In his column How to Defeat Ebola, The New York Times Nicholas Kristof points out that many Ebola-prevention ideas, such as banning flights from West African countries or refusing to let students from Rwanda (which is almost 3,000 miles away from countries with Ebola cases) attend a New Jersey school, are useless and mixed-up notions of how to protect ourselves. Kristof suggests that we need to stop worrying about our own country, which has advanced health systems and an almost non-existent risk of experiencing an epidemic, and instead focus our efforts on Ebola where it counts most: West Africa.
In another New York Times article, As Ebola Spreads, So Have Several Fallacies, Carl Zimmer reminds readers that several misconceptions about Ebola continue to spread, including the belief that the Ebola virus is airborne, as in the case of influenza. The truth is, a person can only be infected with Ebola by coming in contact with the bodily fluids of an infected person usually blood, vomit, or diarrhea. A person cannot become infected simply by standing near someone with the virus, and probably not by touching a bowling ball either. The flu, however, is extremely contagious and should be of much greater concern to Americans. However, unlike Ebola which currently has no approved cure or vaccine, a flu vaccine is available (and widely recommended by medical professionals).
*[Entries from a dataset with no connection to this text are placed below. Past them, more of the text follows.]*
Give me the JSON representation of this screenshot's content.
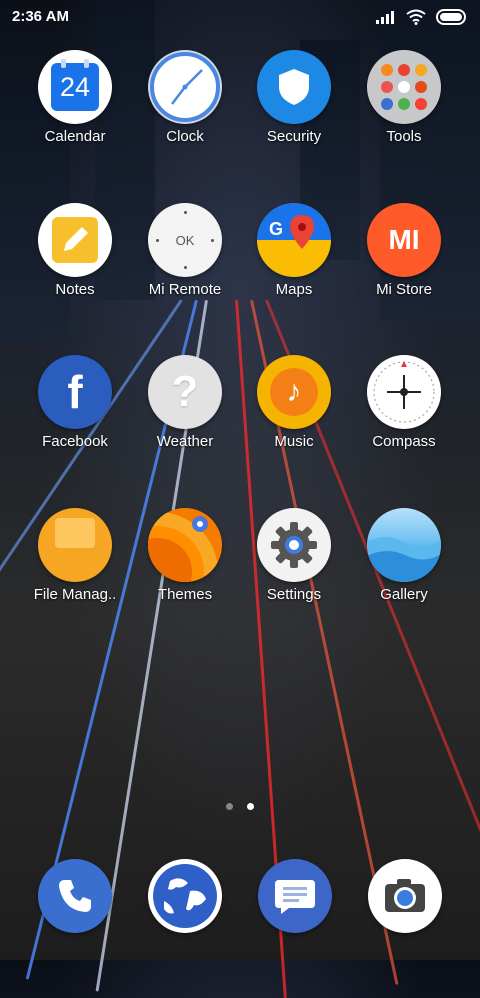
{
  "status_bar": {
    "time": "2:36 AM",
    "icons": [
      "signal-icon",
      "wifi-icon",
      "battery-icon"
    ]
  },
  "apps": [
    {
      "label": "Calendar",
      "icon": "calendar-icon",
      "text": "24"
    },
    {
      "label": "Clock",
      "icon": "clock-icon"
    },
    {
      "label": "Security",
      "icon": "shield-icon"
    },
    {
      "label": "Tools",
      "icon": "folder-icon"
    },
    {
      "label": "Notes",
      "icon": "notes-icon"
    },
    {
      "label": "Mi Remote",
      "icon": "remote-icon",
      "text": "OK"
    },
    {
      "label": "Maps",
      "icon": "maps-icon",
      "text": "G"
    },
    {
      "label": "Mi Store",
      "icon": "mi-store-icon",
      "text": "MI"
    },
    {
      "label": "Facebook",
      "icon": "facebook-icon",
      "text": "f"
    },
    {
      "label": "Weather",
      "icon": "weather-icon",
      "text": "?"
    },
    {
      "label": "Music",
      "icon": "music-icon",
      "text": "♪"
    },
    {
      "label": "Compass",
      "icon": "compass-icon"
    },
    {
      "label": "File Manag..",
      "icon": "folder-icon"
    },
    {
      "label": "Themes",
      "icon": "themes-icon"
    },
    {
      "label": "Settings",
      "icon": "gear-icon"
    },
    {
      "label": "Gallery",
      "icon": "gallery-icon"
    }
  ],
  "page_indicator": {
    "pages": 2,
    "current": 2
  },
  "dock": [
    {
      "name": "phone",
      "icon": "phone-icon"
    },
    {
      "name": "browser",
      "icon": "globe-icon"
    },
    {
      "name": "messages",
      "icon": "message-icon"
    },
    {
      "name": "camera",
      "icon": "camera-icon"
    }
  ],
  "colors": {
    "calendar": "#1a73e8",
    "clock": "#4b87e0",
    "security": "#1e88e5",
    "notes": "#f6c02c",
    "mi_store": "#ff5b2a",
    "facebook": "#2a5dbd",
    "music": "#f5b400",
    "file_manager": "#f6a623",
    "settings": "#f2f2f2",
    "gallery": "#3aa3e8",
    "phone": "#3a6fd0",
    "browser": "#2f60c7",
    "messages": "#3c66c8"
  }
}
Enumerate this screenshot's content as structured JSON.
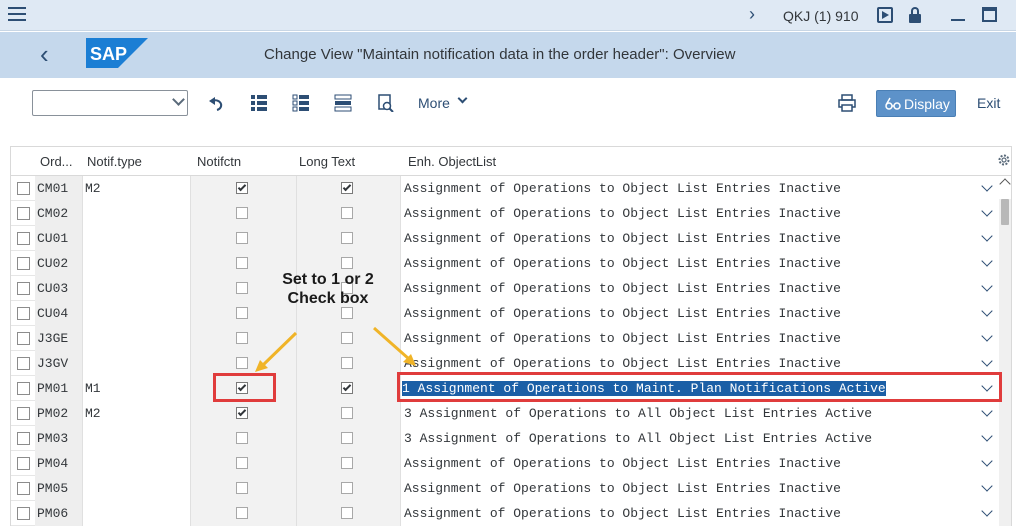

ACSH has pointed out several myths about Ebola in our recent Dispatch items, some with a humorous point-of-view designed to draw attention away from such nonsense and towards sound science, as always.